Let me explain what I mean.

If there were ever a champion of ABC's unnecessary bureaucracy, it was former Gov. Robert Bentley. He repeatedly opposed the efforts to get Alabama out of the liquor business. Whether it was overhauling the whole system or more discrete efforts like Sen. Arthur Orr's (R-Decatur) plan to eliminate the ABC's retail operations, Bentley claimed that any change would lessen the ABC's ability to enforce Alabama's liquor laws. The former governor's sentiment fell a little flat when he actually undermined the ABC's ability to enforce liquor laws by moving ABC's law enforcement capacity to the Alabama Law Enforcement Agency (ALEA) in 2013. 

Bentley's oversight of the ABC continued to raise eyebrows when he demonstrated his lack of fiscal conservatism by giving ABC Administrator Mac Gipson an 80% pay increase that Gipson didn't even request. 

Maybe Gipson thought the pay increase included new responsibility because the ABC is now meddling in state budget policy. More specifically, the ABC is poised to impose a 5% tax hike on liquor to pay for a specific line item in Alabama's General Fund budget...

The rest can be found here:


North Carolina’s Beer Pong Battle: Beer-makers square off against a cronyist system

R Street's Jarrett Dieterle will be penning a monthly drinks column for The American Conservative, and his inaugural column discusses the recent the brouhaha (shall we call it a brewhaha?) in North Carolina over breweries self-distributing their own beer:

A legislative battle currently is brewing that could determine whether North Carolina beer-makers will still be able to sell and market their own beer. The result could have long-lasting implications for the future of craft brewing in the Tar Heel State.

North Carolina law currently allows brewers who produce less than 25,000 barrels annually to sell and distribute their own beer within the state. In practical terms, this means that, once a brewery grows large enough to exceed 25,000 barrels, it is forced to work with a distributor middleman if it wants its beer to be sold in bars, stores, or other retail outlets. This is a vestige of the protectionist post-Prohibition three-tiered system, which requires strict walls of separation between alcohol producers, distributors, and retailers.

But two Charlotte brewing companies—NoDa Brewing Co. and The Olde Mecklenburg Brewery—have decided to fight back. They started, which has signed on dozens of breweries to raise awareness of the issue and push the General Assembly to raise the cap.
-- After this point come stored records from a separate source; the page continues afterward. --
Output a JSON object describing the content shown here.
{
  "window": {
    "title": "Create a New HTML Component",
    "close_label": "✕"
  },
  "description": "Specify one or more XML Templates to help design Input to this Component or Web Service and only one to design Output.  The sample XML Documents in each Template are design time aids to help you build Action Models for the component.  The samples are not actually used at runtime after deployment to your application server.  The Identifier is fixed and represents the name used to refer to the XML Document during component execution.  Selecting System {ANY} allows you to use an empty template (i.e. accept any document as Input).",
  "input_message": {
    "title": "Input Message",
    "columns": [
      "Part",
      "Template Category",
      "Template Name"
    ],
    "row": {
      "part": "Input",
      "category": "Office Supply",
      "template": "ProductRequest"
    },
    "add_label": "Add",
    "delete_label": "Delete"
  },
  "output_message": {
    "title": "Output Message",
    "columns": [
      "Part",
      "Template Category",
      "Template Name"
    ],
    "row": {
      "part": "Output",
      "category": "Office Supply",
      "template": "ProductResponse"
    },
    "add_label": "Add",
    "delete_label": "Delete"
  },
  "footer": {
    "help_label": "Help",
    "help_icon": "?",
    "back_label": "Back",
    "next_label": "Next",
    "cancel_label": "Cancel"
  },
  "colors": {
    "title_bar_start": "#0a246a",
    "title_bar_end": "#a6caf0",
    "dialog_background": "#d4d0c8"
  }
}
The group had some initial success, as state lawmakers recently considered HB 500, legislation that would have increased the self-distribution limit from 25,000 to 200,000 barrels per year.

Unfortunately, after intense lobbying by beer-distributor interests, the two most important reforms in the bill—the self-distribution cap increase and modifications to state franchise laws to make it easier for brewers and distributors to dissolve their relationships—recently were killed in committee and won’t be considered again for another two years...

Read the whole column here: